During my last year in the classroom, two events transformed my career. First, I was laid off from classroom teaching. Second, I gave a talk about math education that went online and has been viewed a couple of million times. (You can watch other talks I’ve given also.) Those events put me on a path to a) speak publicly about instructional change in math education in fifty states and four continents, and b) earn a doctorate studying with some of the best math education researchers around.
I now work at a math edtech startup called Desmos where we try to help students learn math and love learning math. I have opinions about math education technology, most of which are pessimistic, though occasionally I’m exuberant about its possibilities.
- I broke a Guinness World Record a decade ago. Math made it possible.
- I stood in line at a grocery store this one time and collected data about shoppers. Then I was on television, radio, and newspapers a bunch to talk about.
- My pedagogical mission lately is to help students develop a question before answering it and to create a headache before offering them aspirin.

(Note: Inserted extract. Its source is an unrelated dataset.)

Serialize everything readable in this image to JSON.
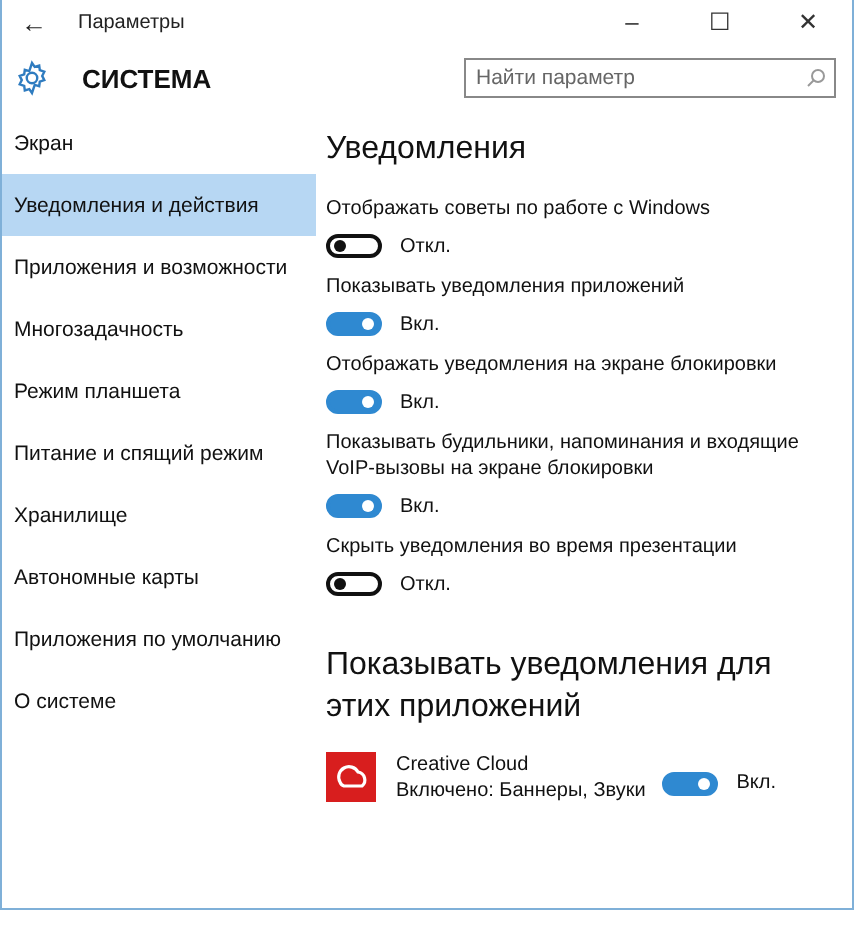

- Some people think I’m too interested in real world mathematics. The fact is I don’t think adjectives like “real-world” are all that meaningful. Instead, I try to make sure students are doing real work.